(Excerpts from an interface dataset)

•••

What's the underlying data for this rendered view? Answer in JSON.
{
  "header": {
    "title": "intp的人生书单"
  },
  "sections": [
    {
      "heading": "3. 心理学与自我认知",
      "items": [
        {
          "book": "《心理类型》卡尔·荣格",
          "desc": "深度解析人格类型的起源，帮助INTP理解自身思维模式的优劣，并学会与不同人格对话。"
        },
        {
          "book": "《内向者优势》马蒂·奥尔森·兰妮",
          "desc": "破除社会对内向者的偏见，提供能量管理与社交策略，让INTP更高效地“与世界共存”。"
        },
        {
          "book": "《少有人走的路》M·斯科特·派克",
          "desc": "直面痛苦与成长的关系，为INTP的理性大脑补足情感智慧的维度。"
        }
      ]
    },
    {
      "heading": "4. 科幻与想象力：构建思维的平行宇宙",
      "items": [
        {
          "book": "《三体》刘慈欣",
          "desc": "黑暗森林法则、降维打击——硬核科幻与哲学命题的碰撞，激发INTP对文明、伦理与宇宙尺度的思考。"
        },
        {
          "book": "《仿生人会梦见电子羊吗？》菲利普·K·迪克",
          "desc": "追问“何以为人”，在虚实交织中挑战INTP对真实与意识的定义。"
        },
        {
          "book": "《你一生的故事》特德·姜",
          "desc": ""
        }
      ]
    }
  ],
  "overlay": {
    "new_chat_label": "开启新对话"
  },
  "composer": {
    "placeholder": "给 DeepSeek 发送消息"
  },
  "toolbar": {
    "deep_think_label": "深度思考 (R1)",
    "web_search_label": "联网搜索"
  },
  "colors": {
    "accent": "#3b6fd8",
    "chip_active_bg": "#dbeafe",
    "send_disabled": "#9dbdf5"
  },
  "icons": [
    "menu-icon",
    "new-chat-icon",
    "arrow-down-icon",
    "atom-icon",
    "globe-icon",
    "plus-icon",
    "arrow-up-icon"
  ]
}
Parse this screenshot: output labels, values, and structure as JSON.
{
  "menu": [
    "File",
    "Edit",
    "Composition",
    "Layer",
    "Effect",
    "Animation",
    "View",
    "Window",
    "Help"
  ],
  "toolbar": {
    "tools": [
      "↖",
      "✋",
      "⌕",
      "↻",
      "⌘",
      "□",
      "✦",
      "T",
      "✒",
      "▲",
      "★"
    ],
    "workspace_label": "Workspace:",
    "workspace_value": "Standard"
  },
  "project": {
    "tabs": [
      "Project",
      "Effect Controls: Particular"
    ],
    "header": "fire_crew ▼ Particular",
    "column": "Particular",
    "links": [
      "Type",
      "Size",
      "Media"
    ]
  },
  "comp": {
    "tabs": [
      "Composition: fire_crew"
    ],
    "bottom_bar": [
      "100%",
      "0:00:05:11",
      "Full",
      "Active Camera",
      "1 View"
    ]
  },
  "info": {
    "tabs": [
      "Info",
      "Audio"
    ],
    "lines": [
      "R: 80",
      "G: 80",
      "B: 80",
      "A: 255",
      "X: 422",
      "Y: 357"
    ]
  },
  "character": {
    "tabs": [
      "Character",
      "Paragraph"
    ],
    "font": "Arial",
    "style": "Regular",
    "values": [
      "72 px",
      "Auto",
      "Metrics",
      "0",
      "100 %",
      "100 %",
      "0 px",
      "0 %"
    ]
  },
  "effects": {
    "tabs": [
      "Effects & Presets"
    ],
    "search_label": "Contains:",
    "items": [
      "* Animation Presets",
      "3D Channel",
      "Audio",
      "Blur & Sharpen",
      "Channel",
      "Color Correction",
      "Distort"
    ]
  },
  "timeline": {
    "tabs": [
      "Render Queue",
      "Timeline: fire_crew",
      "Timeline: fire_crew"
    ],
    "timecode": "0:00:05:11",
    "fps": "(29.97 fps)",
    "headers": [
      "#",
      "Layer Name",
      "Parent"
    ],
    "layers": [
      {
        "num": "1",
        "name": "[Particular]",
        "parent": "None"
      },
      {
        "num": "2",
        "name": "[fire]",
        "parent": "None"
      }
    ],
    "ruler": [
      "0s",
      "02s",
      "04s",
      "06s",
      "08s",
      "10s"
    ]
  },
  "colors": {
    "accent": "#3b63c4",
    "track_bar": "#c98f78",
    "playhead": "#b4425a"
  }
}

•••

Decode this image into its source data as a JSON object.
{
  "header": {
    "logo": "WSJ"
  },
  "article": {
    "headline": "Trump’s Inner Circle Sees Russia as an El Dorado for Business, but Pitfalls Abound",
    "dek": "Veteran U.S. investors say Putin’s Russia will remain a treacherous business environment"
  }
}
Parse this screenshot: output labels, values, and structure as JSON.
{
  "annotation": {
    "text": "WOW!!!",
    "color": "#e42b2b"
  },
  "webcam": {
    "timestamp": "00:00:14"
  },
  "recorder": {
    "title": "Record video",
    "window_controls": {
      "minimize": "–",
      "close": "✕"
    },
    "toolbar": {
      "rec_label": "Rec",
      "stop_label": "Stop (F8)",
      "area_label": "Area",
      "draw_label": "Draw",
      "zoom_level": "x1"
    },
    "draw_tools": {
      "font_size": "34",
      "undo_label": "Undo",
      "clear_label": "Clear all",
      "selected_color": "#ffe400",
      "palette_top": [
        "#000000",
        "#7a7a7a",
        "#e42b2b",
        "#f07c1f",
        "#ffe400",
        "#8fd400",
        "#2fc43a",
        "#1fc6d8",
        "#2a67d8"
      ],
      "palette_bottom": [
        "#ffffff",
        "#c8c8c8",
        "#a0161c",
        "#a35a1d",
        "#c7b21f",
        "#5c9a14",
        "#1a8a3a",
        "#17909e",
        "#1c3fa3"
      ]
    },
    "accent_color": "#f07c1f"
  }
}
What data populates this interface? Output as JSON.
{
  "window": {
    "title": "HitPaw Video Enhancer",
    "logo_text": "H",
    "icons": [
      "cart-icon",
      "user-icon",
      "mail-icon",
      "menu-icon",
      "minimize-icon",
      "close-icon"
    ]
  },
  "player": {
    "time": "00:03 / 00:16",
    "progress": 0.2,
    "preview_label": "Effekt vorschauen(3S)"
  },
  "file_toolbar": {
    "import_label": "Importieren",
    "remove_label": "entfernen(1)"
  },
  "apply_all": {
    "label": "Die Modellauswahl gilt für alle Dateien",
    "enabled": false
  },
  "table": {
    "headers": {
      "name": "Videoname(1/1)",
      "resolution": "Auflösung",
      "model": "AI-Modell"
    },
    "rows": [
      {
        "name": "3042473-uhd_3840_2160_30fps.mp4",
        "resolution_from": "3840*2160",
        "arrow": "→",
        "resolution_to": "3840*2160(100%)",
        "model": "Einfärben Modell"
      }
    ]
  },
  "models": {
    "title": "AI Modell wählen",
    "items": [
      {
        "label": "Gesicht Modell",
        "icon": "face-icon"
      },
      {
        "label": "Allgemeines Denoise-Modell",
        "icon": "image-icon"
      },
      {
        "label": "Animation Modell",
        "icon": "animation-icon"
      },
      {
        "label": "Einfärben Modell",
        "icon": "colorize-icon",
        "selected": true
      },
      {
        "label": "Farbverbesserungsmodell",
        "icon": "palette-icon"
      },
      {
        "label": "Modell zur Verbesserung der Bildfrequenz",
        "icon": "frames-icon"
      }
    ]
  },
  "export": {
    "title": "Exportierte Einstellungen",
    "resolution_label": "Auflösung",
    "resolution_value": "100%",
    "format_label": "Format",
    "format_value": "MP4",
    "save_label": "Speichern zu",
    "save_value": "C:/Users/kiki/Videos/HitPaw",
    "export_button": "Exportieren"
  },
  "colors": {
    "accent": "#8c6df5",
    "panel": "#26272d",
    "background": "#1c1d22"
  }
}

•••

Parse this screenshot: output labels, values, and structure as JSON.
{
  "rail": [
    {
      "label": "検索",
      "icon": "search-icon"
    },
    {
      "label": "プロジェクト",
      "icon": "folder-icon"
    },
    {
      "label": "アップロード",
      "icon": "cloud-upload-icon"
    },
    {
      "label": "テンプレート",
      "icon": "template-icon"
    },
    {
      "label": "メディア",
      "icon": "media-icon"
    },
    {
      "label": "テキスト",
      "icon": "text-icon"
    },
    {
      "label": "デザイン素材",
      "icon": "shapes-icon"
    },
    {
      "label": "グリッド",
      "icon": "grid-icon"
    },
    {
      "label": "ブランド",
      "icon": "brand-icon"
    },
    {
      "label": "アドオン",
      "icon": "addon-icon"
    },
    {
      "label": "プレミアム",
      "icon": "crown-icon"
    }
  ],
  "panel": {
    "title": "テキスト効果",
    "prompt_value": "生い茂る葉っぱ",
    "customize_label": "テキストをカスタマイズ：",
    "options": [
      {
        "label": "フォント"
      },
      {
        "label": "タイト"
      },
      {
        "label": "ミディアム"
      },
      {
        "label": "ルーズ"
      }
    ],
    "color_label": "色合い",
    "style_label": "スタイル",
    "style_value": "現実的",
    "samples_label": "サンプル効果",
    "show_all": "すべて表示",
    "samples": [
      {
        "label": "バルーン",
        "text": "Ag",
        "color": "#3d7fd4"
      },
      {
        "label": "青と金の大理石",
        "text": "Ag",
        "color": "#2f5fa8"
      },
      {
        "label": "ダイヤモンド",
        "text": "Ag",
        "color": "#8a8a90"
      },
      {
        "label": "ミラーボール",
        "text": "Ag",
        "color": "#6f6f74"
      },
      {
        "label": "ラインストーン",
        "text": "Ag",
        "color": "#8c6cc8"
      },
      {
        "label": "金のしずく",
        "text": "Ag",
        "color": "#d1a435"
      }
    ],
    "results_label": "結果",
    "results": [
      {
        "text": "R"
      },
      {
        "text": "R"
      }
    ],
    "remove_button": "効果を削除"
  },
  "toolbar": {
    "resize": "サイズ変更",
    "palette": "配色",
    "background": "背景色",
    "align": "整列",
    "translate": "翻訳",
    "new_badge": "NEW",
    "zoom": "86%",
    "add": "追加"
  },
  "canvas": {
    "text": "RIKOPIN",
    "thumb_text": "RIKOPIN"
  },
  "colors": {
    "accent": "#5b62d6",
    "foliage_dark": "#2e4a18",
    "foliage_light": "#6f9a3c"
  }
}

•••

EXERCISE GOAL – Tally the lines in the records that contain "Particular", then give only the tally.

EXERCISE RESPONSE – 4